In fact a country’s public debt is not like a household’s credit-card balance. When the national debt is owned by its citizens, a country in effect owes money to itself.
We may agree with the first part of the statement: the government’s debt is not like a credit-card balance, for the simple reason that a country is not a household or an individual. But the second statement—we owe the public debt to ourselves—does not make much sense.
If we owed the money to ourselves, we could simply default. We could then sue ourselves and force ourselves to pay damages to ourselves. Or we could prosecute ourselves for fraud. But what would happen if we did not pay the damages or fine due to ourselves? Could we send ourselves to debtors jail? And if we did and later escaped, would we be manhunting ourselves? There is in collectivism something of the snake eating itself.
The non-romantic fact is that the public debt—government bonds—is not owned by the same persons who benefit from the money borrowed. It is owned by some creditors, the purchasers of government bonds, its proceeds are used by the government to benefit some other persons, and it will have to be reimbursed by still other persons such as the taxpayers of future generations. Similarly, those who will service this debt are not exactly the same persons as those who will benefit from the loan. The overlap between all these groups is far from perfect.
One can imagine stylized cases where the overlap would be virtually perfect between the borrowers and the beneficiaries: imagine that government bonds are sold to finance a project to deflect a large asteroid from destroying the earth, and that all individuals who have had their lives saved will pay equal taxes to reimburse the bonds (and service the debt in the meantime). Yet, note that the persons who are owed the debt are still not ourselves, but the savers or investors who purchased the bonds.

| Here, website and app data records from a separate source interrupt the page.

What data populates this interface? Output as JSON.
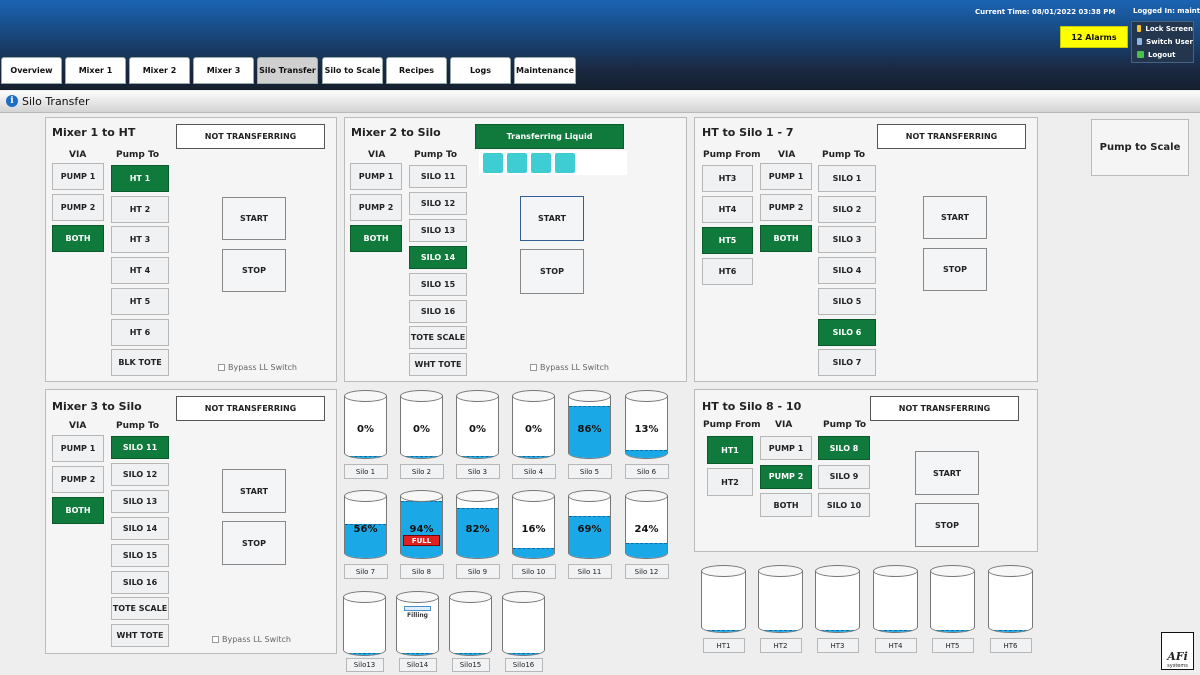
{
  "header": {
    "current_time": "Current Time: 08/01/2022 03:38 PM",
    "logged_in": "Logged In: maint",
    "alarms": "12 Alarms",
    "user_menu": [
      "Lock Screen",
      "Switch User",
      "Logout"
    ]
  },
  "tabs": [
    "Overview",
    "Mixer 1",
    "Mixer 2",
    "Mixer 3",
    "Silo Transfer",
    "Silo to Scale",
    "Recipes",
    "Logs",
    "Maintenance"
  ],
  "active_tab": "Silo Transfer",
  "page_title": "Silo Transfer",
  "common": {
    "via": "VIA",
    "pump_to": "Pump To",
    "pump_from": "Pump From",
    "start": "START",
    "stop": "STOP",
    "bypass": "Bypass LL Switch"
  },
  "mixer1": {
    "title": "Mixer 1 to HT",
    "status": "NOT TRANSFERRING",
    "via": [
      "PUMP 1",
      "PUMP 2",
      "BOTH"
    ],
    "via_selected": "BOTH",
    "pump_to": [
      "HT 1",
      "HT 2",
      "HT 3",
      "HT 4",
      "HT 5",
      "HT 6",
      "BLK TOTE"
    ],
    "pump_to_selected": "HT 1"
  },
  "mixer2": {
    "title": "Mixer 2 to Silo",
    "status": "Transferring Liquid",
    "via": [
      "PUMP 1",
      "PUMP 2",
      "BOTH"
    ],
    "via_selected": "BOTH",
    "pump_to": [
      "SILO 11",
      "SILO 12",
      "SILO 13",
      "SILO 14",
      "SILO 15",
      "SILO 16",
      "TOTE SCALE",
      "WHT TOTE"
    ],
    "pump_to_selected": "SILO 14"
  },
  "ht_silo17": {
    "title": "HT to Silo 1 - 7",
    "status": "NOT TRANSFERRING",
    "pump_from": [
      "HT3",
      "HT4",
      "HT5",
      "HT6"
    ],
    "pump_from_selected": "HT5",
    "via": [
      "PUMP 1",
      "PUMP 2",
      "BOTH"
    ],
    "via_selected": "BOTH",
    "pump_to": [
      "SILO 1",
      "SILO 2",
      "SILO 3",
      "SILO 4",
      "SILO 5",
      "SILO 6",
      "SILO 7"
    ],
    "pump_to_selected": "SILO 6"
  },
  "mixer3": {
    "title": "Mixer 3 to Silo",
    "status": "NOT TRANSFERRING",
    "via": [
      "PUMP 1",
      "PUMP 2",
      "BOTH"
    ],
    "via_selected": "BOTH",
    "pump_to": [
      "SILO 11",
      "SILO 12",
      "SILO 13",
      "SILO 14",
      "SILO 15",
      "SILO 16",
      "TOTE SCALE",
      "WHT TOTE"
    ],
    "pump_to_selected": "SILO 11"
  },
  "ht_silo810": {
    "title": "HT to Silo 8 - 10",
    "status": "NOT TRANSFERRING",
    "pump_from": [
      "HT1",
      "HT2"
    ],
    "pump_from_selected": "HT1",
    "via": [
      "PUMP 1",
      "PUMP 2",
      "BOTH"
    ],
    "via_selected": "PUMP 2",
    "pump_to": [
      "SILO 8",
      "SILO 9",
      "SILO 10"
    ],
    "pump_to_selected": "SILO 8"
  },
  "pump_to_scale": "Pump to Scale",
  "silos_row1": [
    {
      "name": "Silo 1",
      "pct": "0%",
      "level": 0
    },
    {
      "name": "Silo 2",
      "pct": "0%",
      "level": 0
    },
    {
      "name": "Silo 3",
      "pct": "0%",
      "level": 0
    },
    {
      "name": "Silo 4",
      "pct": "0%",
      "level": 0
    },
    {
      "name": "Silo 5",
      "pct": "86%",
      "level": 86
    },
    {
      "name": "Silo 6",
      "pct": "13%",
      "level": 13
    }
  ],
  "silos_row2": [
    {
      "name": "Silo 7",
      "pct": "56%",
      "level": 56
    },
    {
      "name": "Silo 8",
      "pct": "94%",
      "level": 94,
      "badge": "FULL"
    },
    {
      "name": "Silo 9",
      "pct": "82%",
      "level": 82
    },
    {
      "name": "Silo 10",
      "pct": "16%",
      "level": 16
    },
    {
      "name": "Silo 11",
      "pct": "69%",
      "level": 69
    },
    {
      "name": "Silo 12",
      "pct": "24%",
      "level": 24
    }
  ],
  "silos_row3": [
    {
      "name": "Silo13",
      "level": 0
    },
    {
      "name": "Silo14",
      "level": 0,
      "note": "Filling"
    },
    {
      "name": "Silo15",
      "level": 0
    },
    {
      "name": "Silo16",
      "level": 0
    }
  ],
  "hts": [
    {
      "name": "HT1",
      "level": 0
    },
    {
      "name": "HT2",
      "level": 0
    },
    {
      "name": "HT3",
      "level": 0
    },
    {
      "name": "HT4",
      "level": 0
    },
    {
      "name": "HT5",
      "level": 0
    },
    {
      "name": "HT6",
      "level": 0
    }
  ],
  "logo": {
    "mark": "AFi",
    "sub": "systems"
  },
  "colors": {
    "selected": "#0f7a3c",
    "liquid": "#1aa8e6",
    "alarm": "#ffff00",
    "full": "#e0201e"
  }
}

In “we owe the public debt to ourselves” (or a country owes it to itself), there are at least two problems: (1) the “we” and the “ourselves” are two different sets of individuals; (2) the “we” include both individuals who benefit from the loan and individuals who don’t. A social contract à la Buchanan is meant to resolve the second problem, but the slogan echoed by the Economist is not a proof in political philosophy.